Sherry: I so enjoyed the first café of this second year. We have a longstanding relationship with a Baylor chemistry professor who said, “Let’s blow stuff up,” to get kids excited about science… and that’s what happened! The kids who came had a grand time with the liquid nitrogen experiments and meeting other teens from areas schools. They also had opportunities to ask questions of the professor and her students related to chemistry and college/career paths.
What do you like best about your program in general?
Emily: I love getting to know our teen leaders and watching them learn and grow in their roles. We have four teen leaders getting ready to leave us and we are so sad to see them go! Two of them are staying at Baylor, so we are hoping that they will come visit often.
Sarah: I love that we are mobile. Since we have moved from the Mayborn Museum to the Hewitt Public Library, we reach both ends of a large populated area. For some teens, transportation may be an issue. I like that we can help them be involved with at least half of the cafés if they live close to either the Mayborn or the Hewitt Public Library.
Sherry: What I enjoy most is watching the teens get excited about science. They come with a good bit of knowledge about our topics and they ask well thought out questions…they are eager to learn more.
Do you have any advice for those just starting their own Teen Cafés?
Emily: Take your time finding teen leaders. Seek out teens who enjoy science and are interested in what a café could offer their peers! My other advice would be to be patient. Give it some time. Your first few cafés may be small, but you have to give your café some time to gain traction!
Sarah: Make sure your teen leaders know that they are in charge and let them know that you support them in any way. Having teen leaders who are interested in science, as well as have an understanding that the responsibility of the cafés ultimately fall upon their shoulders, adds to their confidence. With a combination of passion about science and the confidence to run a café, the teen leaders will connect the pieces for a successful café. Our teen leaders invest their time and their interests into our cafés, and our attendance and programs reflect that.
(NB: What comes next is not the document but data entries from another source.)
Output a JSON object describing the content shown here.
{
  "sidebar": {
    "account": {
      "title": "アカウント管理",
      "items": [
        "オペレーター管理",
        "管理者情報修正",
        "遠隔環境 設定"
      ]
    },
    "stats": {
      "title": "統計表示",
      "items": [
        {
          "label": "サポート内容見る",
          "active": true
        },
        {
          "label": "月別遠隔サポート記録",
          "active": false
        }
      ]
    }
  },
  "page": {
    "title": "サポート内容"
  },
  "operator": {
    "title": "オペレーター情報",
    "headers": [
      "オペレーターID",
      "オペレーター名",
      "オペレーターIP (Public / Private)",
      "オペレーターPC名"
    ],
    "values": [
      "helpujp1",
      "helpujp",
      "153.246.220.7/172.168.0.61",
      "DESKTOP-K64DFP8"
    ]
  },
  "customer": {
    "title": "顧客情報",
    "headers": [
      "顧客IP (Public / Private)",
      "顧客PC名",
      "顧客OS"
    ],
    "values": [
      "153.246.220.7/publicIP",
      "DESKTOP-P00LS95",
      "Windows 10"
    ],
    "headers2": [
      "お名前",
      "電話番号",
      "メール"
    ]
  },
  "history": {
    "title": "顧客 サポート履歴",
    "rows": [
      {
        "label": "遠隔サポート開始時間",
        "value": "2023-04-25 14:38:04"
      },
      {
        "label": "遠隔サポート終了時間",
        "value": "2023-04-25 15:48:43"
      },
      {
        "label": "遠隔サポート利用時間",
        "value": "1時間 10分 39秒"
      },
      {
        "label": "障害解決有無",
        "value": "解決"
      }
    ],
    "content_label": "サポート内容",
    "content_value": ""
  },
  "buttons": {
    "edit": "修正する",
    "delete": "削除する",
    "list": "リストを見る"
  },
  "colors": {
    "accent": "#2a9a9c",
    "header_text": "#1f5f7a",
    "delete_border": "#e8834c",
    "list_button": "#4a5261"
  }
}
Sherry: Starting new adventures is a process that takes time to evolve and settle. We were very intentional with the selection, training, the expectations we placed on our leadership team. These teens stepped up to the plate and took ownership of the café, which in turn made our cafés more engaging and fun for the teens who attend. We evaluate after every café and make adjustments all along the way. I think adults and teens would agree that this is quite a rewarding endeavor.